I wanted to be free to decide for myself what I believed in without having it drilled into me. I certainly wasn’t going to say I believed in Christ to please some bitchy nun who disapproved of my upbringing. When the time came for me to leave Stella Maris, this woman looked at me with disdain as if I was the worst kind of sinner and she said “YOU won’t be sorry to leave!” Not, “good luck” or “we’ve had our differences, but I wish you the best”, which surely would have been the Christian thing to say to a child starting out in life. She was a rotten cow to the end. It wasn’t that I cared what she thought. It was that I really didn’t deserve such a bad opinion. The head mistress, also a nun, had described me, in a letter to a future head master, as “mature beyond her years”.
I needed to be.
On Sunday afternoons, unless it was tanking with rain, we were taken on a route-march. Sometimes along the cliffs and often to the Burrows. Sometimes we had a “picnic” on the pebbles at Westward Ho. I can remember my friends Mary and Eleanora sitting among the stones, bundled up in scarves and coats, trying so hard to have a good time! The weather never seemed too nice in those days! That beach would be a great place to run with a dog. I would have loved it all at a different time.
Prayer of St Francis
Lord make me an instrument of your peace
Where there is hatred let me sow love
Where there is injury, pardon
Where there is doubt, faith
Where there is despair, hope
Where there is darkness, light

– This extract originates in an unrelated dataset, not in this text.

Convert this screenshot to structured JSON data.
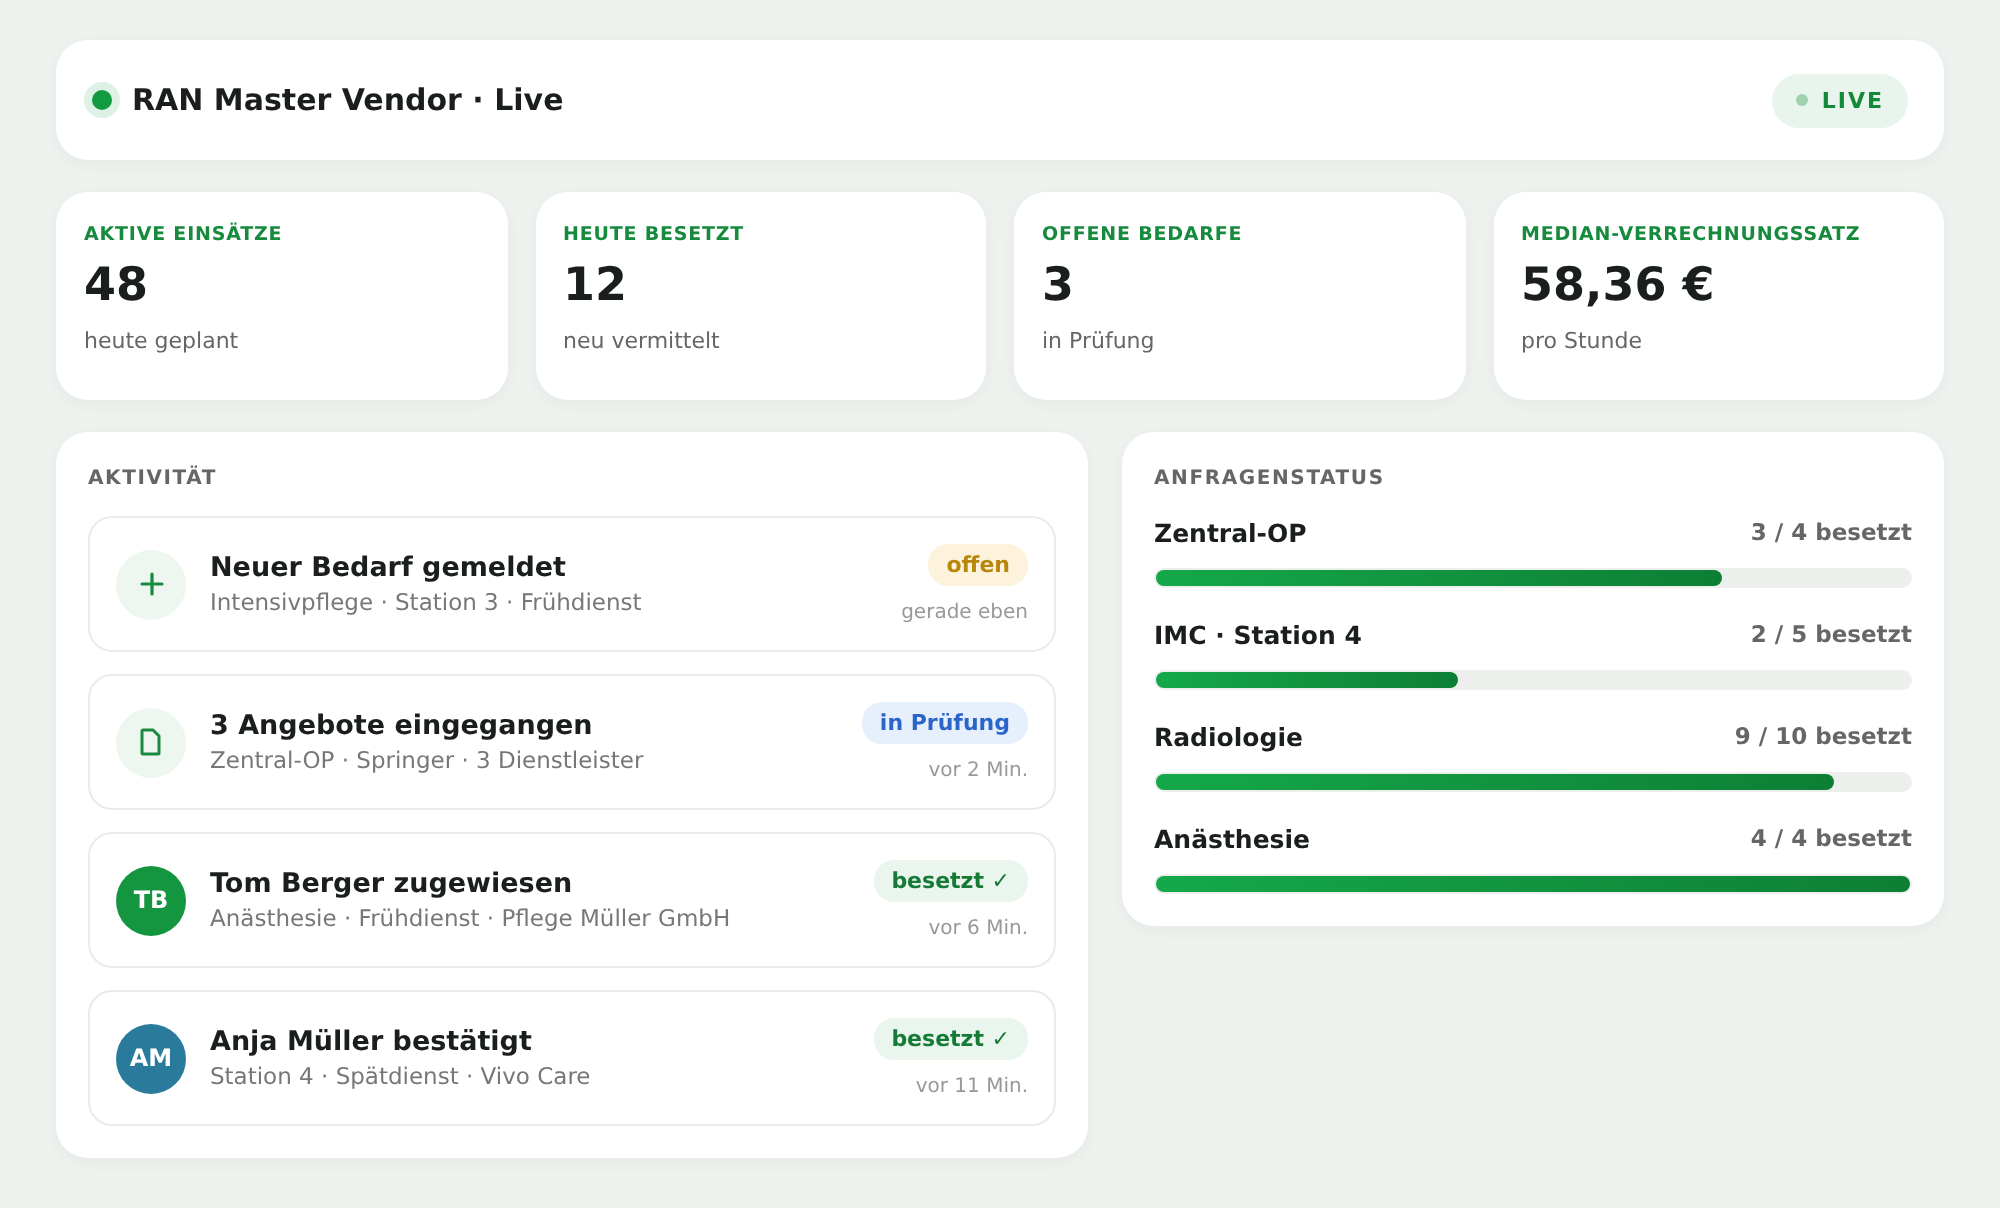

And where there is sadness, joy
O divine master grant that I may
not so much seek to be consoled as to console
to be understood as to understand
To be loved as to love
For it is in giving that we receive
it is in pardoning that we are pardoned
And it's in dying that we are born to eternal life
2 thoughts on “Free-thinkers not welcome”
Thank you so much for this post! I so needed to read the St Francis prayer, one I had totally forgotten. My son’s partner, who is pregnant with my grandson, has recently spewed vitriol at me like a viper. This prayer is just what I needed.
I am wondering if the vicious nun was French. David Sedaris had a French teacher when he lived in Paris who told him, “Teaching you is like having a Cesarean section every day of the week.” My core yoga instructor, from Northern France, said in front of a class of yoga teachers, my peers, “Headstand resolves itself for everyone, even Janet.”
I have heard of, but not read, the prayer of St. Francis until now and I love it. The world would be so much more pleasant to live in if we all prayed this prayer (and lived it) every day.